Until economic liberalization in the 1990s, domestic interactions for trade policy between industry and the government, for trade policy, were only at the margin. After the reforms of 1991, subsequent multilateral and unilateral reforms arose from domestic political processes, allowing for significant differences across sectors. By 2000, the policy scenario was transformed such that domestic business interests could effectively determine negotiating positions by communicating with the apex organization of Ministry of Commerce and Industry (MOCI) overseeing Indian trade policy. Increasing industry involvement in multilateral WTO negotiations also served to heighten government responsiveness to domestic business concerns.
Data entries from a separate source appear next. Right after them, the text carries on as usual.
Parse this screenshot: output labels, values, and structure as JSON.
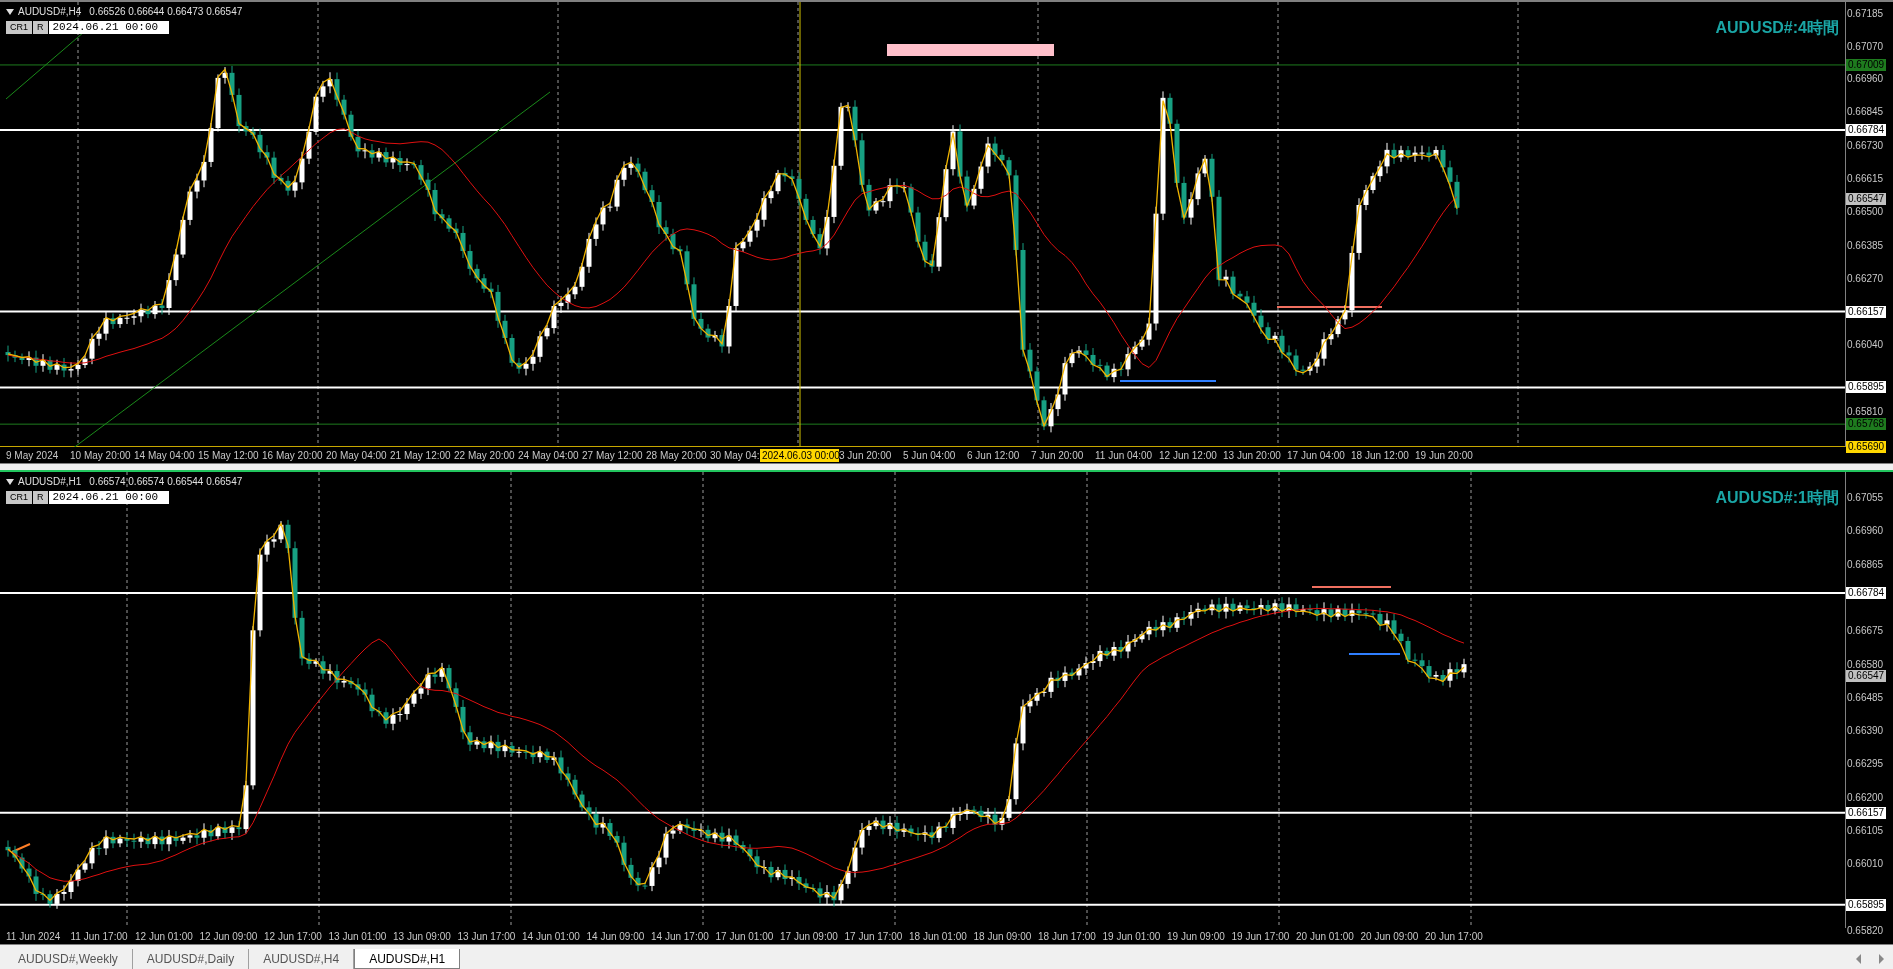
{
  "charts": [
    {
      "symbol": "AUDUSD#,H4",
      "ohlc": "0.66526 0.66644 0.66473 0.66547",
      "active": false,
      "buttons": [
        "CR1",
        "R"
      ],
      "date_field": "2024.06.21 00:00",
      "watermark": "AUDUSD#:4時間",
      "price_ticks": [
        "0.67185",
        "0.67070",
        "0.66960",
        "0.66845",
        "0.66730",
        "0.66615",
        "0.66500",
        "0.66385",
        "0.66270",
        "0.66040",
        "0.65810"
      ],
      "price_labels": [
        {
          "text": "0.67009",
          "color": "#1e7b1e",
          "kind": "line"
        },
        {
          "text": "0.66784",
          "color": "#ffffff",
          "kind": "line"
        },
        {
          "text": "0.66547",
          "color": "#c0c0c0",
          "kind": "bid"
        },
        {
          "text": "0.66157",
          "color": "#ffffff",
          "kind": "line"
        },
        {
          "text": "0.65895",
          "color": "#ffffff",
          "kind": "line"
        },
        {
          "text": "0.65768",
          "color": "#1e7b1e",
          "kind": "line"
        },
        {
          "text": "0.65690",
          "color": "#ffd700",
          "kind": "line"
        }
      ],
      "time_labels": [
        "9 May 2024",
        "10 May 20:00",
        "14 May 04:00",
        "15 May 12:00",
        "16 May 20:00",
        "20 May 04:00",
        "21 May 12:00",
        "22 May 20:00",
        "24 May 04:00",
        "27 May 12:00",
        "28 May 20:00",
        "30 May 04:",
        "3 Jun 20:00",
        "5 Jun 04:00",
        "6 Jun 12:00",
        "7 Jun 20:00",
        "11 Jun 04:00",
        "12 Jun 12:00",
        "13 Jun 20:00",
        "17 Jun 04:00",
        "18 Jun 12:00",
        "19 Jun 20:00"
      ],
      "time_highlight": "2024.06.03 00:00"
    },
    {
      "symbol": "AUDUSD#,H1",
      "ohlc": "0.66574 0.66574 0.66544 0.66547",
      "active": true,
      "buttons": [
        "CR1",
        "R"
      ],
      "date_field": "2024.06.21 00:00",
      "watermark": "AUDUSD#:1時間",
      "price_ticks": [
        "0.67055",
        "0.66960",
        "0.66865",
        "0.66675",
        "0.66580",
        "0.66485",
        "0.66390",
        "0.66295",
        "0.66200",
        "0.66105",
        "0.66010",
        "0.65820"
      ],
      "price_labels": [
        {
          "text": "0.66784",
          "color": "#ffffff",
          "kind": "line"
        },
        {
          "text": "0.66547",
          "color": "#c0c0c0",
          "kind": "bid"
        },
        {
          "text": "0.66157",
          "color": "#ffffff",
          "kind": "line"
        },
        {
          "text": "0.65895",
          "color": "#ffffff",
          "kind": "line"
        }
      ],
      "time_labels": [
        "11 Jun 2024",
        "11 Jun 17:00",
        "12 Jun 01:00",
        "12 Jun 09:00",
        "12 Jun 17:00",
        "13 Jun 01:00",
        "13 Jun 09:00",
        "13 Jun 17:00",
        "14 Jun 01:00",
        "14 Jun 09:00",
        "14 Jun 17:00",
        "17 Jun 01:00",
        "17 Jun 09:00",
        "17 Jun 17:00",
        "18 Jun 01:00",
        "18 Jun 09:00",
        "18 Jun 17:00",
        "19 Jun 01:00",
        "19 Jun 09:00",
        "19 Jun 17:00",
        "20 Jun 01:00",
        "20 Jun 09:00",
        "20 Jun 17:00"
      ]
    }
  ],
  "tabs": [
    {
      "label": "AUDUSD#,Weekly",
      "selected": false
    },
    {
      "label": "AUDUSD#,Daily",
      "selected": false
    },
    {
      "label": "AUDUSD#,H4",
      "selected": false
    },
    {
      "label": "AUDUSD#,H1",
      "selected": true
    }
  ]
}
State-business interactions evolved in this period from ‘direct individual business access to the government’ to ‘collective influence of business as associations’ and finally, towards a ‘duality in access’.
Quantifying the impact of lobbying, and facilitating accountability
With inter-sectoral differences in trade policy outcomes, it is likely that some sectors make a better case for trade protection than others. The sectors that make a better case are sending signals, say about pressing labour issues or other strategic reasons, which would make the government self-interested to supply protection. The idea of industry lobbying to transmit information signals is however under-researched, with negligible evidence for India. If some sectors signal the possession of relevant information that the government may wish to know before setting trade policies, then the effectiveness of state-business interactions can be captured based on the government placing different weights on different sectors. Quantifying such lobbying effectiveness for specific trade policy instruments can bring transparency to the trade policy-making mechanism. It can also provide compelling evidence to inform both policy-makers and industries, facilitating accountability for the trade policy making process.
Such transparency can be furthered by working towards a legal framework for state-business interactions, where businesses have a right to engage in lobbying to advance their concerns on trade policy and where economically appropriate, convince the decision-making authorities, getting rid of potential corporate espionage.
This blog derives from Amrita’s research on the political economy of Indian trade policy, funded by the Commonwealth UK, and awarded the International Economic Research Award (IERA) 2017 by the Export-Import Bank of India.
Image: View over Mumbai from the World Trade Centre. Credit: Mark Henley / Panos